Mark Lancaster has called for a review of internet regulations after the whereabouts of a women's refuge was revealed by Google.
The Milton Keynes North MP was speaking in a debate yesterday (Thursday) on internet privacy when he mentioned that the refuge, whose anonymity is crucial to the safety of its residents.
However, when the search engine set about mapping the entire country with street-level photographs for its Street View facility, the hostel's picture and location were displayed online.
Even when the organisation requested to have it removed, Google did not respond.
As Mr Lancaster explained the incident to fellow MPs in Westminster Hall: "It is staggering that the privacy of an organisation whose purpose it is to protect others is allowed to be invaded in that way."
This was not the first time there has been an issue with Google in Milton Keynes, he told colleagues.
Back in April 2009, residents of Broughton village challenged a Street View driver as he attempted to take photographs of their homes.
Rather that leaving Broughton off the map, residents were told they would have to apply to have the images removed once public – something Mr Lancaster called 'simply unacceptable'.

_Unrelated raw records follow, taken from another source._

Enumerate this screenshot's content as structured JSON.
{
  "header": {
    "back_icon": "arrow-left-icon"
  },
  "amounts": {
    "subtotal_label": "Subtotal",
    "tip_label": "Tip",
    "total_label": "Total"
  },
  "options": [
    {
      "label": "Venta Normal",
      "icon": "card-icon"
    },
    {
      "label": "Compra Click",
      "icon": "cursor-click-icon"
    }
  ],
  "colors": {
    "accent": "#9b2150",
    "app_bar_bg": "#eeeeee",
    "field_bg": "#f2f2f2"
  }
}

He added: "I acknowledge that a legislative approach would have consequences for freedom of information, but does the Minister accept that, following the situations that occurred in my constituency, and Google's reluctance to do anything about them, the time has perhaps come for, at the very least, a review of the kind suggested by my hon. Friend?"